[Data about app and page elements]
————————
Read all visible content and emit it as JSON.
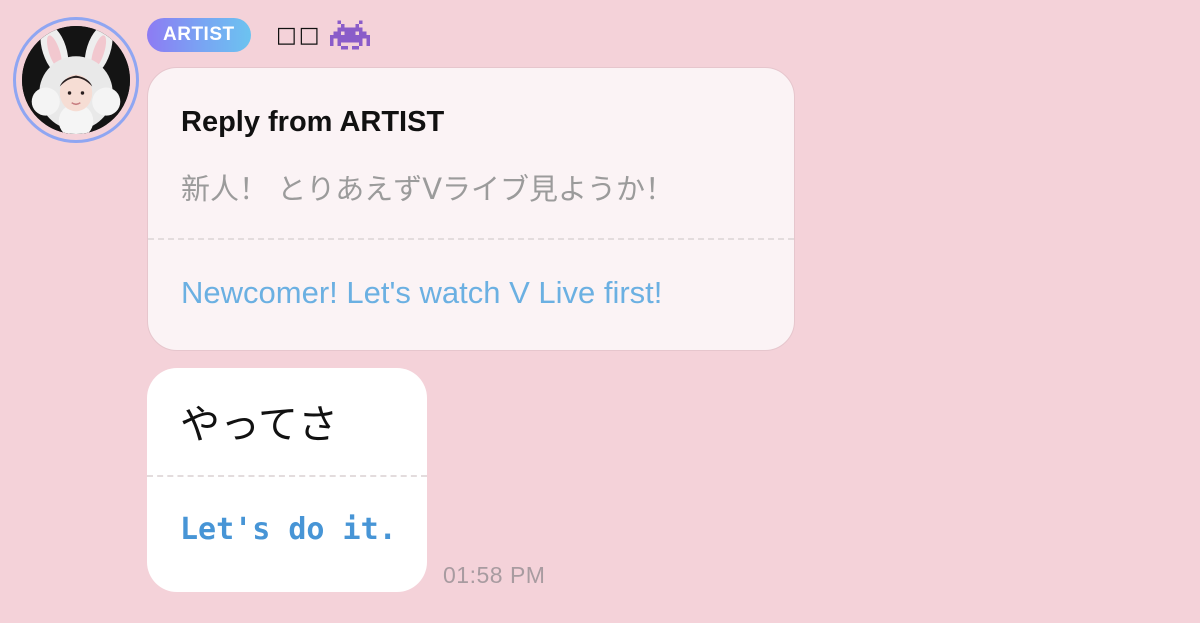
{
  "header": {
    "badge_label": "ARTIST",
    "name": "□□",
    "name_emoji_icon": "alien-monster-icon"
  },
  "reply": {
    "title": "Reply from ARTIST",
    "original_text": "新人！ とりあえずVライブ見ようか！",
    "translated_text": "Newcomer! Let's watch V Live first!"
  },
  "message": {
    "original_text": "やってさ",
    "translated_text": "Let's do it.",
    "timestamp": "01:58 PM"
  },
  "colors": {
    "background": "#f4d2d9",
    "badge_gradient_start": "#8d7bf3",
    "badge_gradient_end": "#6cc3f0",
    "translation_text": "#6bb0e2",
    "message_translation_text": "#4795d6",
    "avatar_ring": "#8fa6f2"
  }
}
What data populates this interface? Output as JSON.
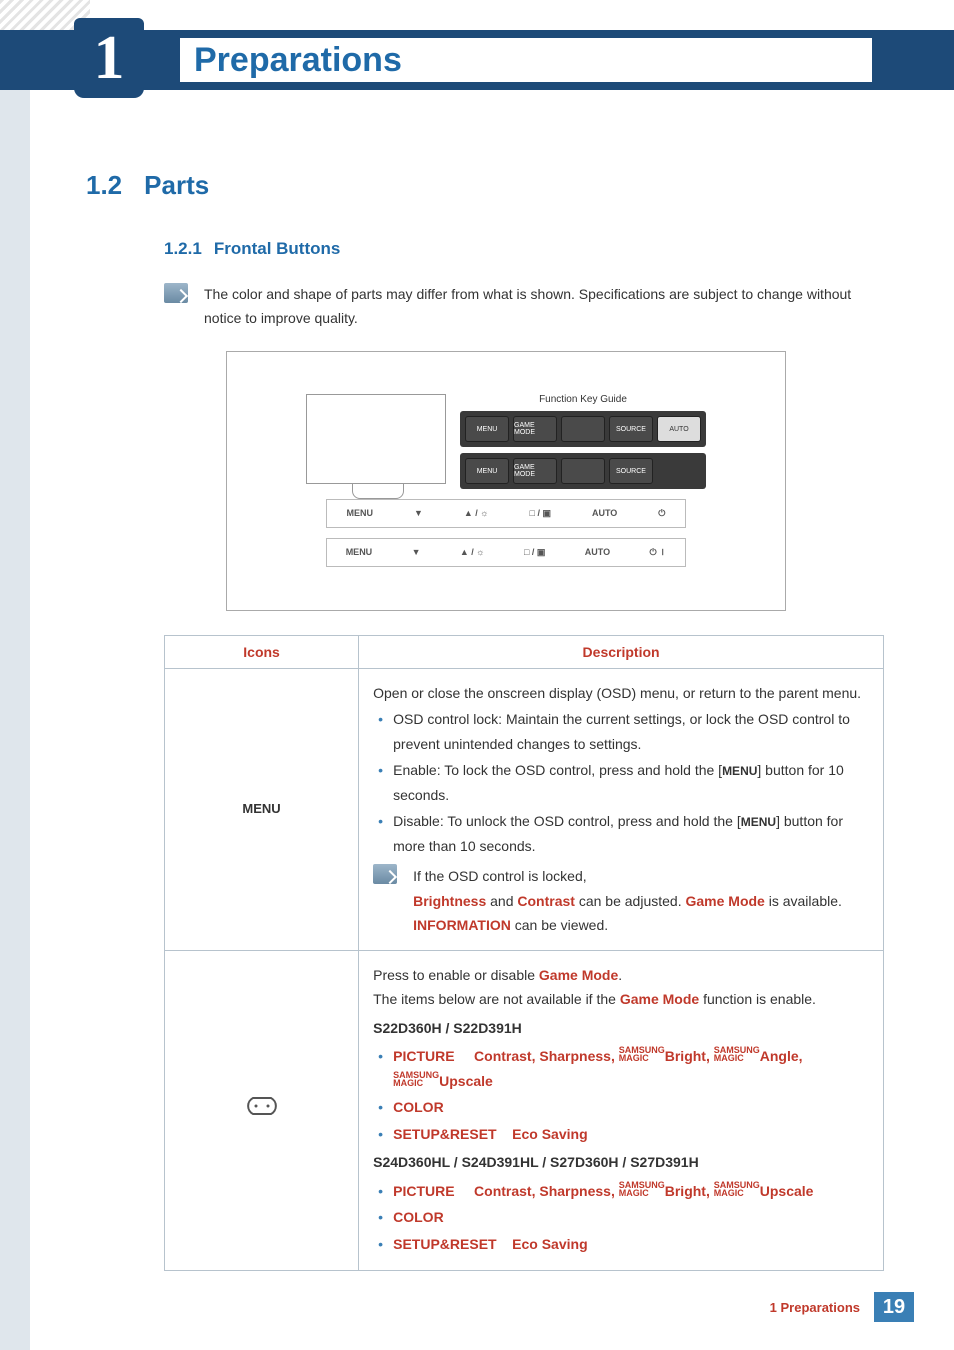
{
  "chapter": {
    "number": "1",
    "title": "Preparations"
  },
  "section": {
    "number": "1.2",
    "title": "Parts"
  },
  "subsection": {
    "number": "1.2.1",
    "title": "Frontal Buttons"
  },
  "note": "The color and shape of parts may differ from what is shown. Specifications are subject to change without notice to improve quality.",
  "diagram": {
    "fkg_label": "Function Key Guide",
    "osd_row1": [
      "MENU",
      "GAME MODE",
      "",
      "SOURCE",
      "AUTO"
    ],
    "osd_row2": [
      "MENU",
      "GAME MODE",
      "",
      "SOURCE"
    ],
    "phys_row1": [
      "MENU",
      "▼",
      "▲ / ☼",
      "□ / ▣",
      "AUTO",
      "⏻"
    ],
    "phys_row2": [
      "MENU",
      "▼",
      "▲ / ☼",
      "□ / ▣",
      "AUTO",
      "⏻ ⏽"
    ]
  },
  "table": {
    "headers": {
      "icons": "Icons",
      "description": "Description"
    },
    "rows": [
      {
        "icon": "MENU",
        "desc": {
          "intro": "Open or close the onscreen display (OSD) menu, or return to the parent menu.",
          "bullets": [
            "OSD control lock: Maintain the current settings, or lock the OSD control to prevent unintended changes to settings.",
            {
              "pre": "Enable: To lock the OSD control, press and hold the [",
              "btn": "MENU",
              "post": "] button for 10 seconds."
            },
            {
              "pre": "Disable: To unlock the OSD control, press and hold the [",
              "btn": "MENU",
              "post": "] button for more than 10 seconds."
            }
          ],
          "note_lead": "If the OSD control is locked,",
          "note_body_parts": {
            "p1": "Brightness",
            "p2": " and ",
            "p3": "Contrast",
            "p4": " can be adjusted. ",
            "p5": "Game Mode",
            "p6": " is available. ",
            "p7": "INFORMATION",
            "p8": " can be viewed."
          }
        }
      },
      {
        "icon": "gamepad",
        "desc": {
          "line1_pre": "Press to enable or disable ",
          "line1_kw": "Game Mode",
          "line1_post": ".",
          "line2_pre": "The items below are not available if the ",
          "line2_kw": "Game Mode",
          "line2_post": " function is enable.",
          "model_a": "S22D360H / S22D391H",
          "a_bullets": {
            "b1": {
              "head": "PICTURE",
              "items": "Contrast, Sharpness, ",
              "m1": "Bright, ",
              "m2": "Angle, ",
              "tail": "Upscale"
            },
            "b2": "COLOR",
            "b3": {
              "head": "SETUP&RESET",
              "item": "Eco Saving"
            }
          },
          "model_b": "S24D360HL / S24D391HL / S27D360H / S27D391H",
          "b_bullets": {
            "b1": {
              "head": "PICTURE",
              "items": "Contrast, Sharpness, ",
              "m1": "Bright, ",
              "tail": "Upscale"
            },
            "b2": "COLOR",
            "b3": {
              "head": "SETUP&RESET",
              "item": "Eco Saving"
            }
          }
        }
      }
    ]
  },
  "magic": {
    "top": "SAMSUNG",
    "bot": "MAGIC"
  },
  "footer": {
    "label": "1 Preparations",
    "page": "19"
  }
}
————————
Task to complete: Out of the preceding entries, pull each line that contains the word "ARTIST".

Final answer:
    "badge_label": "ARTIST",
    "title": "Reply from ARTIST",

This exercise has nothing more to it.